Europe wants an army. Tony Blair wants a European rapid deployment force that can work through NATO in concert with the United States to build "one polar power" that spans the Atlantic. Jacques Chirac, Gerhard Schroeder and the leaders of Belgium, Greece and Luxembourg -- the continent's leading critics of the war with Iraq -- want a rapid deployment force to be the military arm of a distinct European Union (EU) foreign and security policy. They want to get that force up and running by next year, and to establish a headquarters for the command in Belgium.
So whose books were more cooked -- Enron's accounts of its financial doings or the administration's prewar reports on Iraq's weapons of mass destruction?
Enron's books didn't lack for detail. They were simply and deliberately fictitious.

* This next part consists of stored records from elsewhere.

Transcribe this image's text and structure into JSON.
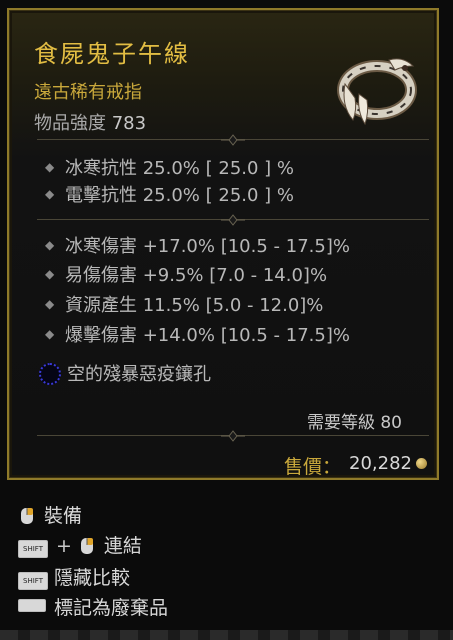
{
  "item": {
    "name": "食屍鬼子午線",
    "rarity_type": "遠古稀有戒指",
    "power_label": "物品強度",
    "power_value": "783",
    "base_stats": [
      "冰寒抗性 25.0%  [ 25.0 ] %",
      "電擊抗性 25.0%  [ 25.0 ] %"
    ],
    "affixes": [
      "冰寒傷害 +17.0% [10.5 - 17.5]%",
      "易傷傷害 +9.5% [7.0 - 14.0]%",
      "資源產生 11.5% [5.0 - 12.0]%",
      "爆擊傷害 +14.0% [10.5 - 17.5]%"
    ],
    "socket_text": "空的殘暴惡疫鑲孔",
    "required_level": "需要等級 80",
    "price_label": "售價：",
    "price_value": "20,282"
  },
  "actions": {
    "equip": "裝備",
    "link_plus": "+",
    "link": "連結",
    "hide_compare": "隱藏比較",
    "mark_junk": "標記為廢棄品",
    "shift_key": "SHIFT"
  },
  "icons": {
    "item": "ring-icon",
    "socket": "empty-socket-icon",
    "currency": "gold-coin-icon"
  },
  "colors": {
    "title": "#e2bd43",
    "rarity": "#c9a83b",
    "border": "#8f7a2a",
    "socket": "#3a3ad8"
  }
}
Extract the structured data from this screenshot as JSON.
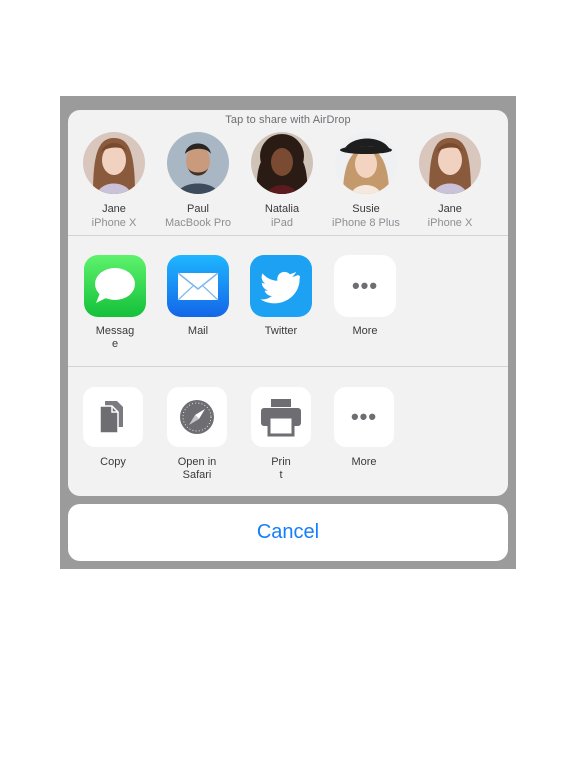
{
  "airdrop": {
    "title": "Tap to share with AirDrop",
    "contacts": [
      {
        "name": "Jane",
        "device": "iPhone X"
      },
      {
        "name": "Paul",
        "device": "MacBook Pro"
      },
      {
        "name": "Natalia",
        "device": "iPad"
      },
      {
        "name": "Susie",
        "device": "iPhone 8 Plus"
      },
      {
        "name": "Jane",
        "device": "iPhone X"
      }
    ]
  },
  "apps": [
    {
      "label": "Messag\ne",
      "icon": "messages-icon"
    },
    {
      "label": "Mail",
      "icon": "mail-icon"
    },
    {
      "label": "Twitter",
      "icon": "twitter-icon"
    },
    {
      "label": "More",
      "icon": "more-icon"
    }
  ],
  "actions": [
    {
      "label": "Copy",
      "icon": "copy-icon"
    },
    {
      "label": "Open in\nSafari",
      "icon": "safari-icon"
    },
    {
      "label": "Prin\nt",
      "icon": "print-icon"
    },
    {
      "label": "More",
      "icon": "more-icon"
    }
  ],
  "cancel_label": "Cancel",
  "colors": {
    "accent": "#147efb",
    "messages": "#2dd14a",
    "mail": "#1a8cf5",
    "twitter": "#1da1f2",
    "sheet": "#f2f2f2",
    "dim": "#9b9b9b"
  }
}
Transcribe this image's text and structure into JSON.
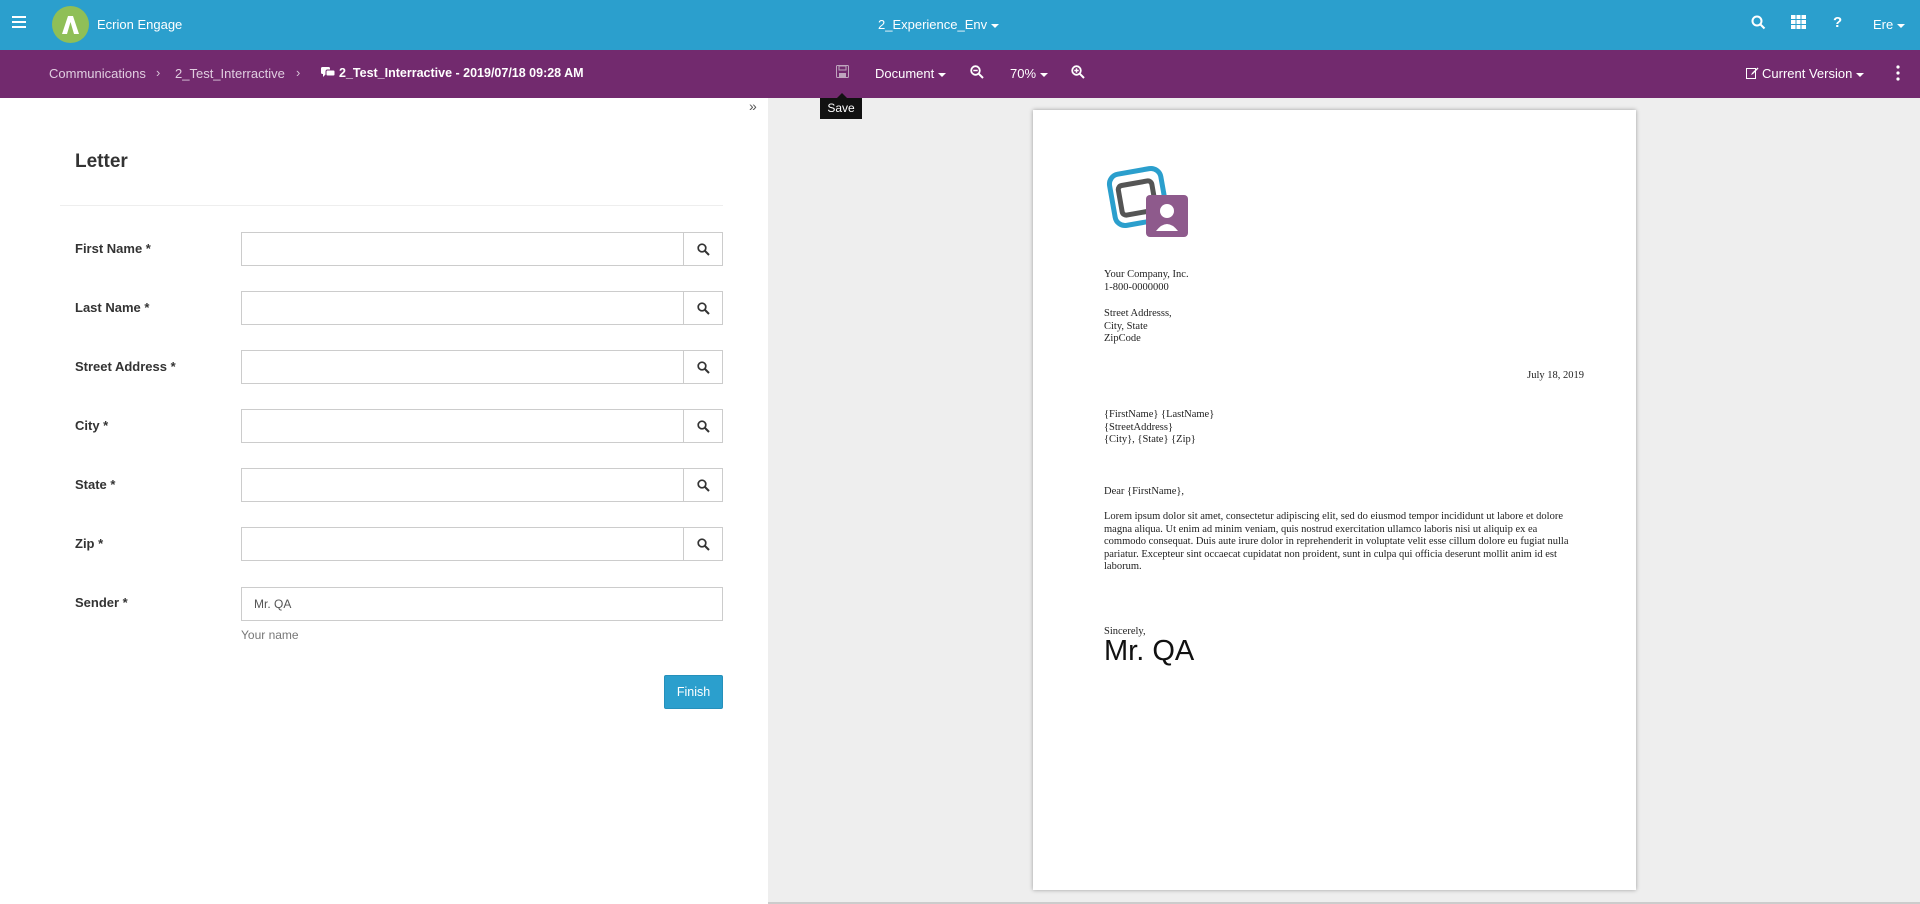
{
  "topbar": {
    "app_title": "Ecrion Engage",
    "environment": "2_Experience_Env",
    "user": "Ere",
    "icons": [
      "menu-icon",
      "search-icon",
      "grid-icon",
      "help-icon"
    ]
  },
  "subbar": {
    "breadcrumb": [
      "Communications",
      "2_Test_Interractive"
    ],
    "current": "2_Test_Interractive - 2019/07/18 09:28 AM",
    "document_label": "Document",
    "zoom": "70%",
    "version_label": "Current Version",
    "save_tooltip": "Save"
  },
  "form": {
    "title": "Letter",
    "fields": [
      {
        "label": "First Name *",
        "value": ""
      },
      {
        "label": "Last Name *",
        "value": ""
      },
      {
        "label": "Street Address *",
        "value": ""
      },
      {
        "label": "City *",
        "value": ""
      },
      {
        "label": "State *",
        "value": ""
      },
      {
        "label": "Zip *",
        "value": ""
      }
    ],
    "sender_label": "Sender *",
    "sender_value": "Mr. QA",
    "sender_help": "Your name",
    "finish_label": "Finish"
  },
  "letter": {
    "company": "Your Company, Inc.",
    "phone": "1-800-0000000",
    "street": "Street Addresss,",
    "city_state": "City, State",
    "zip": "ZipCode",
    "date": "July 18, 2019",
    "recipient_name": "{FirstName} {LastName}",
    "recipient_street": "{StreetAddress}",
    "recipient_city": "{City}, {State} {Zip}",
    "salutation": "Dear {FirstName},",
    "body": "Lorem ipsum dolor sit amet, consectetur adipiscing elit, sed do eiusmod tempor incididunt ut labore et dolore magna aliqua. Ut enim ad minim veniam, quis nostrud exercitation ullamco laboris nisi ut aliquip ex ea commodo consequat. Duis aute irure dolor in reprehenderit in voluptate velit esse cillum dolore eu fugiat nulla pariatur. Excepteur sint occaecat cupidatat non proident, sunt in culpa qui officia deserunt mollit anim id est laborum.",
    "closing": "Sincerely,",
    "signature": "Mr. QA"
  },
  "colors": {
    "topbar": "#2b9fcd",
    "subbar": "#722a6e",
    "accent": "#2b9fcd",
    "logo_green": "#8fbf57"
  }
}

They documented all manner of energy sales and swaps that in fact never transpired but that had to be conjured up retrospectively to explain how Enron's apparent assets and profits were so dazzling.
The problem with socialism, noted Oscar Wilde, that most social of socialists, was that it took "too many evenings." It's the left that's always been committed to the permanence of politics, to continual deliberation and decision-making. Conservatism, by contrast, promises fewer evenings lost by leaving more decisions to the market and fewer to the realm of political choice. Part of conservatism's appeal is that now and then, in the lives of ordinary people, there's an end to politics, or at least periodic vacations.
Economists are admitting to confusion, always a bad sign. The American economy has entered "a baffling twilight zone," writes Robert J. Samuelson. "People yearn for clarity and confidence, while the new stagnation provides mainly uncertainty and contradiction."
I know, I know: Reagan was our first president to proclaim government the problem, to cut taxes massively on the rich, to deliberately create a deficit so immense that the government's impoverishment did indeed become a problem. He waged a war of dubious merit and clear illegality in Central America; he pandered to the most bigoted elements in American society.
The United States would be a far better place had he not been elected.